Published on: May 27, 2020
The COVID-19 outbreak has affected communities all over the nation. Businesses and schools have been shut down or had to resort to virtual classes and services. The safety measures to control the virus have also affected resources for low and fixed income families, such as food assistance and student lunch programs.
In response to COVID-19, communities and businesses have come together to provide resources, delivery services, and programs for families who rely on them. Check out our list of free community resources and services for those on a fixed income:
COVID-19 Resources and Information
For medical information on COVID-19:
- CDC Symptoms of COVID19
- CDC: What To Do If You’re Sick
- CDC’S List of Print Resources on COVID-19
- CDC: COVID-19 For People with Disabilities
- ACL: What do Older Adults Need to Know?
- Florida’s COVID-19 Response
For Mental Health Care
- Caring for your Coronavirus Anxiety
- WHO: Mental Health & COVID-19
- MHA: Mental Health Resources During COVID-19
Free Lunch Programs for Students
Social distancing measures have forced schools to close, including access to lunch programs that many families relied on to feed their children. In light of that need, many organizations have stepped forward to provide free lunch programs for students despite the lack of school.
The USDA has still authorized organizations such as the Summer Food Service Program (SFSP) or Seamless Supper Option (SSO) to continue and waivered sponsors to service meals through the rest of the school year.
Schools that offer SPSP and SSO have also been approved to deliver meals to student’s homes during this time. Deliveries can be completed by mail or delivery service, or hand-delivered by school staff, volunteers, community organizations, or others.
In Florida specifically, the Florida Department of Agriculture and Consumer Services (FDACS) authorized the Summer BreakSpot program, which usually provides free meals to children under 18 through the summer, to begin with current coronavirus school closures. The meal locations can be found here. Children under 18 can receive meals in a grab-and-go setting at no cost.
Affordable Grocery and Supply Delivery Services
Some Summer BreakSpot meal sites are mobile and visit different locations throughout the day. If transportation is a problem for your family, you can contact nearby sites and ask if there is any transportation being offered.
Likewise, children and adults enrolled in a CACFP and SFSP program may have meals delivered to their door. To do so, schools with these programs must obtain written consent requesting delivery.

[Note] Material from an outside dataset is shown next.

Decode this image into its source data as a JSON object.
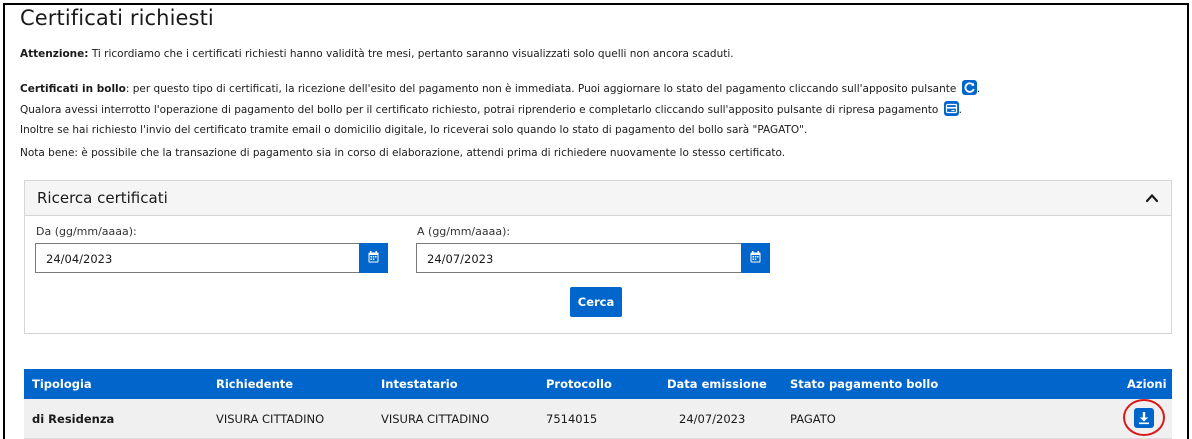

There are also traditional grocery delivery services such as Instacart and Peapod. These services, which can be requested through an app or online, will drop your groceries off at your door for varying prices. Usually, the larger the order, the cheaper the delivery fee.
Public Transportation During COVID-19
Due to the coronavirus, public transportation has had to adjust. Due to people’s reliance on public trolleys, buses, and trains, public transportation has been deemed an essential business but there have been precautions put in place to limit the chance of transmission.
In Florida, public transportation trolleys have police style caution tape placed along certain seats to enforce social distancing among travelers. Buses have also been fumigated with disinfectant and are regularly cleaned for safety as well. For all areas of public transportation, capacity has been limited to keep with social distancing measures.
People who feel ill or have symptoms of fever are asked to not travel on public transportation to keep passengers and operators safe.
Food and Supply Assistance Programs
Due to the social distancing measures and closures of non-essential businesses, thousands of Americans have lost their jobs. Florida has been especially hard hit due to the essential non-existence of the tourism industry; with theme parks, hotels, and restaurants closed, many Floridians are out of work and are in need of assistance from food banks and other services.
Second Harvest Food Bank of Central Florida distributes food to 550 partners, including emergency food banks, shelters, and soup kitchens, throughout Brevard, Lake, Orange, Osceola, Seminole, and Volusia counties. To find food banks near you, look up your location on their interactive map.
Feeding South Florida is another organization that provides food assistance for those in need. They also provide home delivery services for those who qualify. Their client service centers also include non-food and household items available, as well as access to their pantries.
Healthcare and Free COVID-19 Testing
Drive-thru testing centers are opening up through Miami-Dade and Broward counties for free COVID-19 testing, but not everyone is eligible for teasing. Most people who are accepted for testing are 65 years and older, show COVID-19 symptoms, or have had recent contact with someone with the virus.
As Florida receives more testing kits, more COVID-19 test centers will open up around the state. If you’re looking for a testing site and you don’t live in South Florida, you can place your zip code in this search to find a site closest to you.
This is a difficult time for many people and families who need assistance, whether looking for COVID-19 testing or food banks. If you need help navigating Social Security benefits during the coronavirus crisis, the team at Disability Experts of Florida is here to help you. Reach out and let us know what you need help with.